A veteran poet ruminates on solitude, insanity, deviance, and health in this collection.

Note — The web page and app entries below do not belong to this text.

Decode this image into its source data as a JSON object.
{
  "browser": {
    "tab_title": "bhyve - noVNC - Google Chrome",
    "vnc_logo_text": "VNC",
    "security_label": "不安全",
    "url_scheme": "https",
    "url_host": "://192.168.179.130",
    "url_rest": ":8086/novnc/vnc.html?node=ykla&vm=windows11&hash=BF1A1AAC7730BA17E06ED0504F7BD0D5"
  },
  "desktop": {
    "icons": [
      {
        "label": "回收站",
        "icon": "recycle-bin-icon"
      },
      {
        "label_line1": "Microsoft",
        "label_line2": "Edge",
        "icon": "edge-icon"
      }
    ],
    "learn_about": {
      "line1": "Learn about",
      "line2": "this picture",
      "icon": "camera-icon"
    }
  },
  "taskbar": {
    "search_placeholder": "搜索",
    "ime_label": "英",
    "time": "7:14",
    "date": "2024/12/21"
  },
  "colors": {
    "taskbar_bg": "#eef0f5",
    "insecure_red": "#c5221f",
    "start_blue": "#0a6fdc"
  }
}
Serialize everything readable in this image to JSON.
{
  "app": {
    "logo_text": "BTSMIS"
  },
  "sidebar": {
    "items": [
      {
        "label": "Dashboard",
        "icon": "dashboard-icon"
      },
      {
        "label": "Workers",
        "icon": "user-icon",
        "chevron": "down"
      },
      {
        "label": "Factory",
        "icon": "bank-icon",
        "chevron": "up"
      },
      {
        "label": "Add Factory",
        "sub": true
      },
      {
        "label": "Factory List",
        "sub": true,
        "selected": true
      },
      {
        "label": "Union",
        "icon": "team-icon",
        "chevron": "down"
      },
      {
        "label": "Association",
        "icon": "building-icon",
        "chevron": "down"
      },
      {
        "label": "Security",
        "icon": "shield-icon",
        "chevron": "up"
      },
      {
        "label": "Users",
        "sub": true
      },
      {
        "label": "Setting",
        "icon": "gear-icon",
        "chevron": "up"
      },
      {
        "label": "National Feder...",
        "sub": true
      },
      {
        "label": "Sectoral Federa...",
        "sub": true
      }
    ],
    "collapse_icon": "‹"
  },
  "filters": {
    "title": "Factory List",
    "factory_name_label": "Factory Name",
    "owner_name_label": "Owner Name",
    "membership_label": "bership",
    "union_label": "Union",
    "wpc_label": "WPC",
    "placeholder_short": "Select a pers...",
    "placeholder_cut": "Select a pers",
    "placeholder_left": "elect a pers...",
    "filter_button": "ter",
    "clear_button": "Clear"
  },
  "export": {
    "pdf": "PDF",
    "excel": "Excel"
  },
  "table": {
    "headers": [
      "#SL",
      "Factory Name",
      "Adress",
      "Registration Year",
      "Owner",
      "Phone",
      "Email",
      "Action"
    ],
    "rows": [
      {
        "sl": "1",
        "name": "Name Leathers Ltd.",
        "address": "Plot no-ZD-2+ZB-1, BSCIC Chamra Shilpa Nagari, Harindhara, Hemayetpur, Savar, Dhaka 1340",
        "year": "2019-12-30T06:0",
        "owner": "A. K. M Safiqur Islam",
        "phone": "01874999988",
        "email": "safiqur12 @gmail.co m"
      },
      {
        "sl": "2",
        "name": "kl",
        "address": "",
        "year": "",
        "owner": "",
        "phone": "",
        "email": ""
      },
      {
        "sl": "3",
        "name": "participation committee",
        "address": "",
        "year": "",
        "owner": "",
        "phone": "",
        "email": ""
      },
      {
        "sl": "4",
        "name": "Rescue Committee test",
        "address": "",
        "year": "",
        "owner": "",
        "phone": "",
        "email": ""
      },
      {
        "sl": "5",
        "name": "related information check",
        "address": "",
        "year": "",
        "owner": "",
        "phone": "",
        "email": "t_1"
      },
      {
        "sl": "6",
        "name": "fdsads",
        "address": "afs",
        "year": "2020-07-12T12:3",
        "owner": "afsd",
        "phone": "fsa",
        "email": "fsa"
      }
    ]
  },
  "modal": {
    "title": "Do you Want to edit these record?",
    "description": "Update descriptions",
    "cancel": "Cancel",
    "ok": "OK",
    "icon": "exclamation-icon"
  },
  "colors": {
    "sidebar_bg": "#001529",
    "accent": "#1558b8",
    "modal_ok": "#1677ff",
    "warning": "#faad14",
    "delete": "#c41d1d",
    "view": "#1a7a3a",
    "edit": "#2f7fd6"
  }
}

Roughly 140 years ago, Peter Taft—half brother to a future U.S. president—was shut away in the Cincinnati Sanitarium. The exact reason for his institutionalization remains unclear to this day, but readers do know that his time in the asylum was intensely stressful. His sense of isolation was acute, and whatever treatments he received did little to assuage his pain. Readers know all this from Taft’s letters, which are lovingly reproduced by his great-granddaughter as found poems and which serve as the core of this moving, masterful tour de force. Taft is a poet in spite of himself—or perhaps in spite of his circumstances—and his missives read like poignant verse. The most affecting is, aptly, the title poem, which opens: “Dear Father, / I am alone this evening as every, / alone. An artist of imperfect / mind is endeavoring to extract / harmonious discords out of a cracked / piano just at my left. Life here / is of the plainest, I might say, / of the hardest kind.” Stever (The Lunatic Ball, 2015, etc.) is mainly reproducing the work of her ancestor here, but it’s a wonder what a few deftly placed line breaks can do for emphasis. Taft’s letters are the foundation of this elegantly rendered book, but Stever angles away from them in a variety of dazzling and unexpected ways. Some tropes repeat: human cruelty, the distance between madness and genius, motherhood, the uniqueness of Ohio. Several poems seem to be one-offs, though no less valuable because their concerns are tangential to those of the other pieces. “Raven’s Rock,” about three ghosts that haunt the countryside near Sleepy Hollow, New York, features the following: “What is a raven but a bird, a ghost / but a raven bird, and the ghosts of three women / ravenous, waiting at Raven’s Rock / for a single man to pass by.” Stever’s kneading of the single word “raven”—which morphs from noun to adjective to proper noun while hiding in “ravenous”—is an act of faith and skill few rookie poets could pull off. But Stever is anything but a novice; she is a virtuoso, and it’s a joy to see her perform.
A seasoned poet working at the peak of her craft.